Noppadon Pattama, his legal adviser, denied news reports quoting Thaksin as telling associates there was a high possibility of coup by "Burapa Payak" generals after the Constitutional Court's ruling on the prime minister's status.
Burapa Payak refers to a network of army officers whose career began with the 2nd Infantry Division Queen's Guard. They include army chief Gen Prayuth Chan-ocha, former defence minister Gen Prawit Wongsuwon and former army chief Gen Anupong Paochinda.
Thaksin had never made such a comment or talked to anyone about this, Mr Noppadon said at a media briefing called on Monday.
The fugitive former prime minister is certain army officers will abide by the rules and democratic principles, and therefore does not believe there will be a coup, Mr Noppadol said.
Thaksin said he was ready ask his family members to withdraw from politics so the country could move forward, but only if all sides also step back and play by the rules, Mr Noppadon said.
In any case, this did not mean Thaksin had set conditions or demanded that the Democrats run in the next election.
What he meant is that all the problems can come to an end only when the two sides cooperate, said Mr Noppadon.
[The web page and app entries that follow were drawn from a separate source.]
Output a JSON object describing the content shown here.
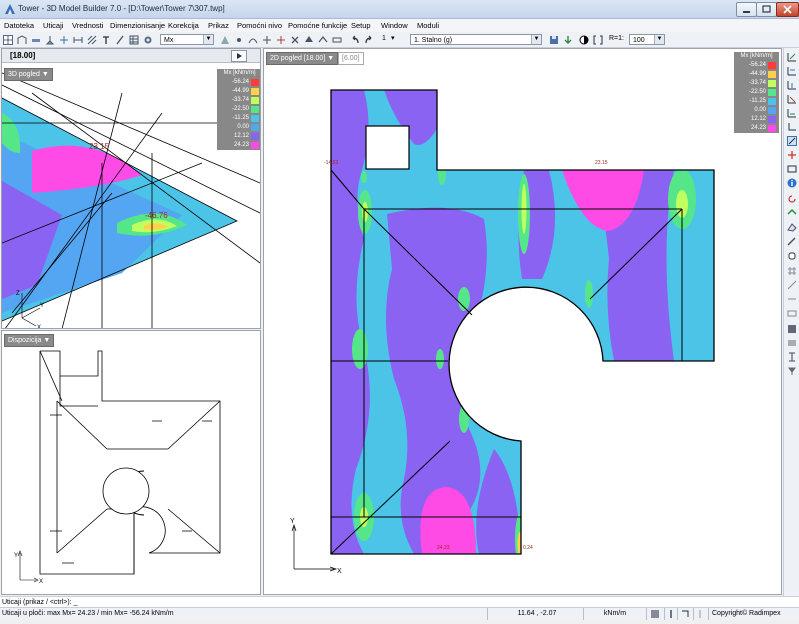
{
  "window": {
    "title": "Tower - 3D Model Builder 7.0 - [D:\\Tower\\Tower 7\\307.twp]"
  },
  "menu": [
    "Datoteka",
    "Uticaji",
    "Vrednosti",
    "Dimenzionisanje",
    "Korekcija",
    "Prikaz",
    "Pomoćni nivo",
    "Pomoćne funkcije",
    "Setup",
    "Window",
    "Moduli"
  ],
  "toolbar": {
    "result_combo": "Mx",
    "load_case_number": "1",
    "load_case_combo": "1. Stalno (g)",
    "ratio_label": "R=1:",
    "ratio_value": "100"
  },
  "left_top": {
    "header_value": "[18.00]",
    "view_tag": "3D pogled",
    "label_max": "23.15",
    "label_min": "-46.76"
  },
  "left_bottom": {
    "view_tag": "Dispozicija"
  },
  "main": {
    "view_tag": "2D pogled  [18.00]",
    "secondary_tag": "[6.00]",
    "label_top_left": "-14.53",
    "label_top_mid": "23.15",
    "label_bottom_mid": "24.23",
    "label_bottom_right": "0.24"
  },
  "legend": {
    "title": "Mx [kNm/m]",
    "entries": [
      {
        "value": "-56.24",
        "color": "#ff3b3b"
      },
      {
        "value": "-44.99",
        "color": "#ffd24a"
      },
      {
        "value": "-33.74",
        "color": "#bfff60"
      },
      {
        "value": "-22.50",
        "color": "#56e68a"
      },
      {
        "value": "-11.25",
        "color": "#4cc4e8"
      },
      {
        "value": "0.00",
        "color": "#55a6f2"
      },
      {
        "value": "12.12",
        "color": "#8a63f2"
      },
      {
        "value": "24.23",
        "color": "#ff4be6"
      }
    ]
  },
  "axes": {
    "x": "X",
    "y": "Y",
    "z": "Z"
  },
  "status": {
    "command": "Uticaji (prikaz / <ctrl>): _",
    "info": "Uticaji u ploči: max Mx= 24.23 / min Mx= -56.24 kNm/m",
    "coords": "11.64 , -2.07",
    "units": "kNm/m",
    "copyright": "Copyright© Radimpex"
  }
}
Personally, Thaksin believed an election was the only peaceful and fair solution, and that political problems had to be addressed in parliament, not in court or by independent bodies, his spokesman said.